Hopefully, readers already accept both the importance of Higher Education’s role in education reform, and the cultural chasm between these two very distinct worlds.  If so then logically it follows that in order to leverage and ensure the benefits of collaboration given these inherent differences, we must address Higher Education’s understandable reluctance to “get in bed” with such a risky partner.

I assure you that I’ve given this problem a great deal of consideration.  I have studied the issue of educational partnerships through a number of roles and reporting relationships, working for the President, Vice President for External Affairs, Dean of Education, Provost, and now through the lens of Experiential Learning within Undergraduate Education.  And the more that I see the more I know that to make PreK-16 partnerships both meaningful and sustainable, we need to mitigate the risks for Higher Education and allow them to do what they do best, while not expecting them to wander too far from their core.  Simply put, we cannot expect Higher Education to relinquish their need for caution, good decision making, and success- since doing so would put them at risk while diminishing the integrity of what they have to offer in the first place.

I am convinced that the only way to realize the potential and need for partnerships is to create safe spaces for Higher Education to participate in the development and implementation of models in ways that align with their core needs and goals.  In other words, their involvement needs to be around innovation, research, and engagement and the environment needs to allow for fidelity of implementation, scrutiny of data, and continued reflection and capacity building.  Risk has to be mitigated through carefully framed expectations, research questions and hypotheses, with the freedom and flexibility to follow the data and do what is needed to make the initiatives successful.

To those who will point out that these conditions are completely unrealistic within the constraints of the current system and that higher education shouldn’t have the luxury of opting out, I feel their frustration.  But I would also point out that we in Higher Education are as slippery as we are cautious- it is very difficult to force us to a table that isn’t appropriately set.  I can tell you that continued efforts to strong-arm, shame, or incentivize us into collaboration will only result in continued frustration and disappointment.

But please do not give up, for the riches that await us- and our children- are well worth the effort.  Clearly, the brokering of partnerships between PreK-12 and Higher Education calls for a deep understanding of the systems and cultures at play along with their respective needs and priorities. But perhaps more importantly, it calls for the creation of opportunities and spaces to do things the right way, to relax some of the constraints and conditions that contribute to the inherent complexities of the situation, and to allow Higher Education to do what it does well.

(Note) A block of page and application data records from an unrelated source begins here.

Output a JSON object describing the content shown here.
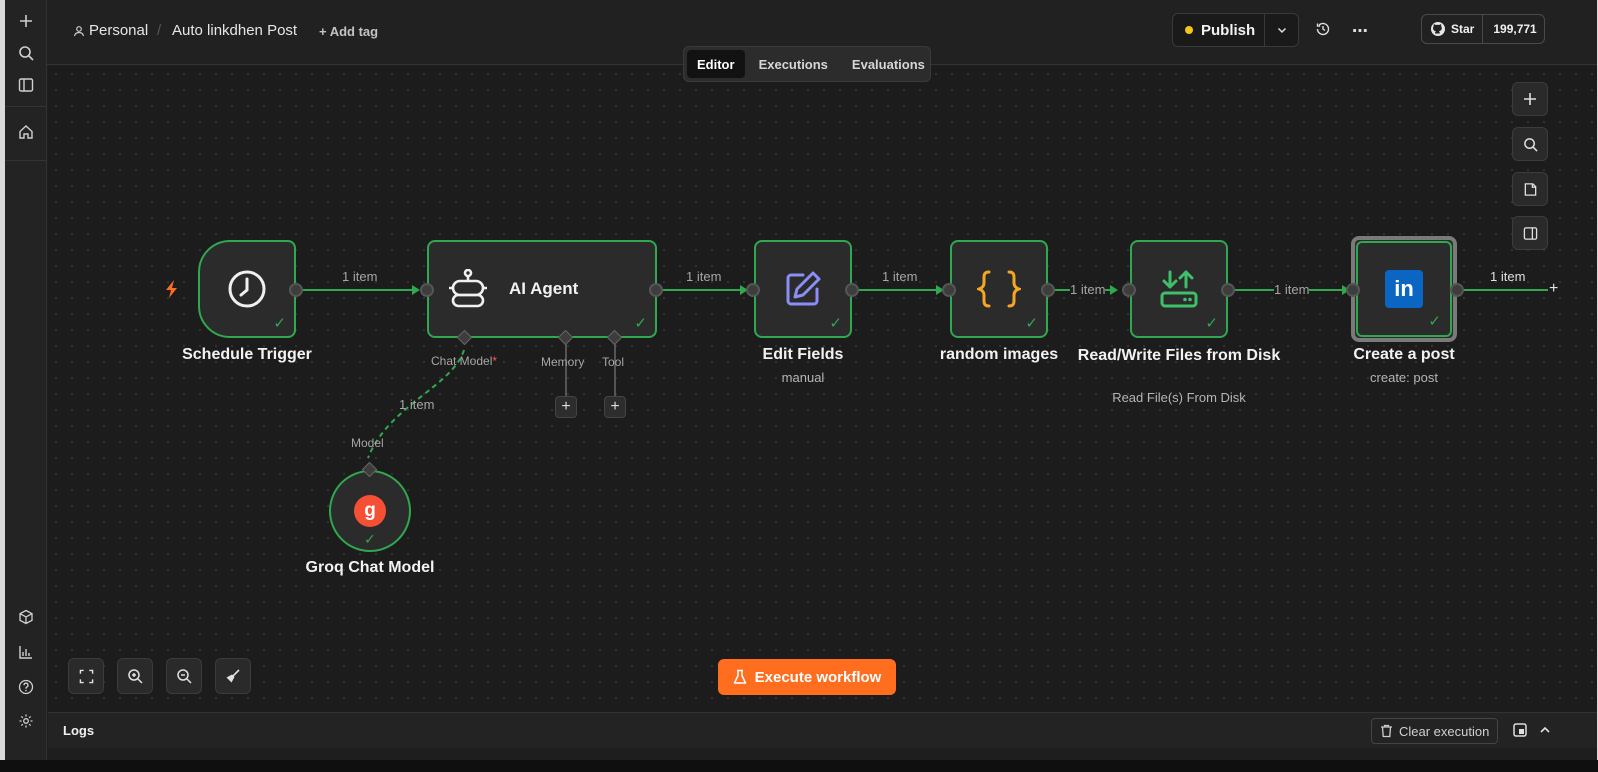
{
  "sidebar": {
    "items": [
      {
        "icon": "plus-icon"
      },
      {
        "icon": "search-icon"
      },
      {
        "icon": "panel-icon"
      },
      {
        "icon": "home-icon"
      },
      {
        "icon": "templates-icon"
      },
      {
        "icon": "insights-icon"
      },
      {
        "icon": "help-icon"
      },
      {
        "icon": "settings-icon"
      }
    ]
  },
  "header": {
    "project": "Personal",
    "separator": "/",
    "workflow_name": "Auto linkdhen Post",
    "add_tag": "+ Add tag",
    "tabs": [
      {
        "label": "Editor",
        "active": true
      },
      {
        "label": "Executions",
        "active": false
      },
      {
        "label": "Evaluations",
        "active": false
      }
    ],
    "publish_label": "Publish",
    "github": {
      "star_label": "Star",
      "count": "199,771"
    }
  },
  "workflow": {
    "trigger_icon": "bolt-icon",
    "nodes": [
      {
        "id": "schedule",
        "title": "Schedule Trigger",
        "subtitle": "",
        "icon": "clock-icon"
      },
      {
        "id": "agent",
        "title": "AI Agent",
        "subtitle": "",
        "icon": "robot-icon"
      },
      {
        "id": "edit",
        "title": "Edit Fields",
        "subtitle": "manual",
        "icon": "pencil-icon"
      },
      {
        "id": "random",
        "title": "random images",
        "subtitle": "",
        "icon": "braces-icon"
      },
      {
        "id": "readwrite",
        "title": "Read/Write Files from Disk",
        "subtitle": "Read File(s) From Disk",
        "icon": "file-transfer-icon"
      },
      {
        "id": "post",
        "title": "Create a post",
        "subtitle": "create: post",
        "icon": "linkedin-icon"
      },
      {
        "id": "groq",
        "title": "Groq Chat Model",
        "subtitle": "",
        "icon": "groq-icon"
      }
    ],
    "agent_ports": {
      "chat_model": "Chat Model",
      "required_mark": "*",
      "memory": "Memory",
      "tool": "Tool",
      "model": "Model"
    },
    "edge_labels": [
      "1 item",
      "1 item",
      "1 item",
      "1 item",
      "1 item",
      "1 item",
      "1 item"
    ],
    "execute_label": "Execute workflow"
  },
  "logs": {
    "title": "Logs",
    "clear_label": "Clear execution"
  },
  "colors": {
    "success": "#2fa84f",
    "accent": "#ff6d1f",
    "publish_dot": "#f5c518",
    "linkedin": "#0a66c2",
    "groq": "#f55036"
  }
}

To echo the conclusions of many of my past posts, we need facilitators, designers, and architects who understand the strengths and constraints of all relevant systems and can create spaces and models to leverage the best they have to offer.  And above all we need a shared vision that is strong enough to keep us on track, working towards a common goal that will elevate all of our work and prevent our natural tendency to withdraw from the relationship when things get uncomfortable.

In summary, I concede that we in Higher Education may have commitment issues, but that does not mean that we can’t be good partners.  Perhaps like any good relationship we could all benefit from clarifying our expectations and needs upfront.  Once we’re clear and comfortable with our abilities to be ourselves while respecting and supporting one another, we can finally start to enjoy the riches of a long and fruitful relationship.